io_destroy - destroy an asynchronous I/O context


Standard C library (libc, -lc)


#include <linux/aio_abi.h>    /* Definition of aio_context_t */
#include <sys/syscall.h>      /* Definition of SYS_* constants */
#include <unistd.h>
int syscall(SYS_io_destroy, aio_context_t ctx_id);

Note: glibc provides no wrapper for io_destroy(), necessitating the use of syscall(2).


Note: this page describes the raw Linux system call interface. The wrapper function provided by libaio uses a different type for the ctx_id argument. See NOTES.

The io_destroy() system call will attempt to cancel all outstanding asynchronous I/O operations against ctx_id, will block on the completion of all operations that could not be canceled, and will destroy the ctx_id.


On success, io_destroy() returns 0. For the failure return, see NOTES.


The context pointed to is invalid.
The AIO context specified by ctx_id is invalid.
io_destroy() is not implemented on this architecture.


The asynchronous I/O system calls first appeared in Linux 2.5.


io_destroy() is Linux-specific and should not be used in programs that are intended to be portable.


You probably want to use the io_destroy() wrapper function provided by libaio.

Note that the libaio wrapper function uses a different type (io_context_t) for the ctx_id argument. Note also that the libaio wrapper does not follow the usual C library conventions for indicating errors: on error it returns a negated error number (the negative of one of the values listed in ERRORS). If the system call is invoked via syscall(2), then the return value follows the usual conventions for indicating an error: -1, with errno set to a (positive) value that indicates the error.

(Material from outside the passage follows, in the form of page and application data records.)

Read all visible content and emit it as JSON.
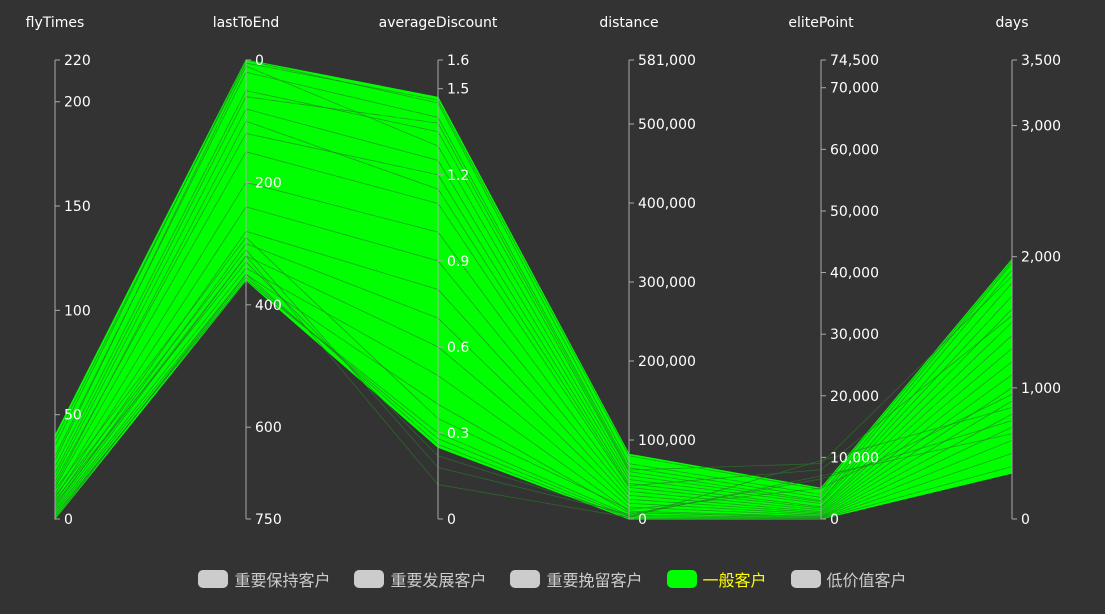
{
  "chart_data": {
    "type": "parallel",
    "dimensions": [
      {
        "name": "flyTimes",
        "min": 0,
        "max": 220,
        "ticks": [
          0,
          50,
          100,
          150,
          200,
          220
        ],
        "tick_labels": [
          "0",
          "50",
          "100",
          "150",
          "200",
          "220"
        ],
        "inverse": false
      },
      {
        "name": "lastToEnd",
        "min": 0,
        "max": 750,
        "ticks": [
          0,
          200,
          400,
          600,
          750
        ],
        "tick_labels": [
          "0",
          "200",
          "400",
          "600",
          "750"
        ],
        "inverse": true
      },
      {
        "name": "averageDiscount",
        "min": 0,
        "max": 1.6,
        "ticks": [
          0,
          0.3,
          0.6,
          0.9,
          1.2,
          1.5,
          1.6
        ],
        "tick_labels": [
          "0",
          "0.3",
          "0.6",
          "0.9",
          "1.2",
          "1.5",
          "1.6"
        ],
        "inverse": false
      },
      {
        "name": "distance",
        "min": 0,
        "max": 581000,
        "ticks": [
          0,
          100000,
          200000,
          300000,
          400000,
          500000,
          581000
        ],
        "tick_labels": [
          "0",
          "100,000",
          "200,000",
          "300,000",
          "400,000",
          "500,000",
          "581,000"
        ],
        "inverse": false
      },
      {
        "name": "elitePoint",
        "min": 0,
        "max": 74500,
        "ticks": [
          0,
          10000,
          20000,
          30000,
          40000,
          50000,
          60000,
          70000,
          74500
        ],
        "tick_labels": [
          "0",
          "10,000",
          "20,000",
          "30,000",
          "40,000",
          "50,000",
          "60,000",
          "70,000",
          "74,500"
        ],
        "inverse": false
      },
      {
        "name": "days",
        "min": 0,
        "max": 3500,
        "ticks": [
          0,
          1000,
          2000,
          3000,
          3500
        ],
        "tick_labels": [
          "0",
          "1,000",
          "2,000",
          "3,000",
          "3,500"
        ],
        "inverse": false
      }
    ],
    "visible_series": "一般客户",
    "series_envelope": {
      "upper": [
        40,
        0,
        1.47,
        82000,
        5000,
        1980
      ],
      "lower": [
        0,
        360,
        0.25,
        0,
        0,
        350
      ]
    },
    "series_lines": [
      [
        35,
        0,
        1.45,
        70000,
        4000,
        1950
      ],
      [
        30,
        20,
        1.4,
        65000,
        3500,
        1900
      ],
      [
        25,
        50,
        1.35,
        60000,
        3000,
        1800
      ],
      [
        28,
        10,
        1.3,
        55000,
        2800,
        1700
      ],
      [
        20,
        80,
        1.25,
        50000,
        2500,
        1600
      ],
      [
        18,
        120,
        1.2,
        45000,
        2000,
        1500
      ],
      [
        15,
        150,
        1.1,
        40000,
        1800,
        1400
      ],
      [
        12,
        200,
        1.0,
        35000,
        1500,
        1300
      ],
      [
        10,
        240,
        0.9,
        30000,
        1200,
        1200
      ],
      [
        8,
        280,
        0.8,
        25000,
        1000,
        1100
      ],
      [
        6,
        300,
        0.7,
        20000,
        800,
        1000
      ],
      [
        5,
        320,
        0.6,
        15000,
        600,
        900
      ],
      [
        4,
        340,
        0.5,
        10000,
        400,
        800
      ],
      [
        3,
        350,
        0.4,
        8000,
        300,
        700
      ],
      [
        2,
        360,
        0.3,
        5000,
        200,
        600
      ],
      [
        1,
        355,
        0.28,
        3000,
        100,
        500
      ],
      [
        0,
        350,
        0.26,
        1000,
        50,
        400
      ],
      [
        38,
        5,
        1.46,
        80000,
        4800,
        1970
      ],
      [
        22,
        60,
        1.38,
        62000,
        9000,
        1850
      ],
      [
        16,
        100,
        1.15,
        42000,
        8000,
        1550
      ],
      [
        9,
        330,
        0.22,
        4000,
        7000,
        650
      ],
      [
        11,
        310,
        0.18,
        6000,
        6500,
        750
      ],
      [
        7,
        320,
        0.12,
        2000,
        9500,
        850
      ],
      [
        14,
        290,
        0.35,
        12000,
        5000,
        950
      ]
    ],
    "series_color": "#00ff00",
    "line_color": "#2a7a2a",
    "legend": [
      {
        "label": "重要保持客户",
        "color": "#cccccc",
        "active": false
      },
      {
        "label": "重要发展客户",
        "color": "#cccccc",
        "active": false
      },
      {
        "label": "重要挽留客户",
        "color": "#cccccc",
        "active": false
      },
      {
        "label": "一般客户",
        "color": "#00ff00",
        "active": true,
        "text_color": "#ffff00"
      },
      {
        "label": "低价值客户",
        "color": "#cccccc",
        "active": false
      }
    ],
    "legend_position": "bottom-center",
    "background": "#333333",
    "axis_color": "#aaaaaa",
    "text_color": "#ffffff"
  }
}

io_cancel(2), io_getevents(2), io_setup(2), io_submit(2), aio(7)

2022-10-30 Linux man-pages 6.03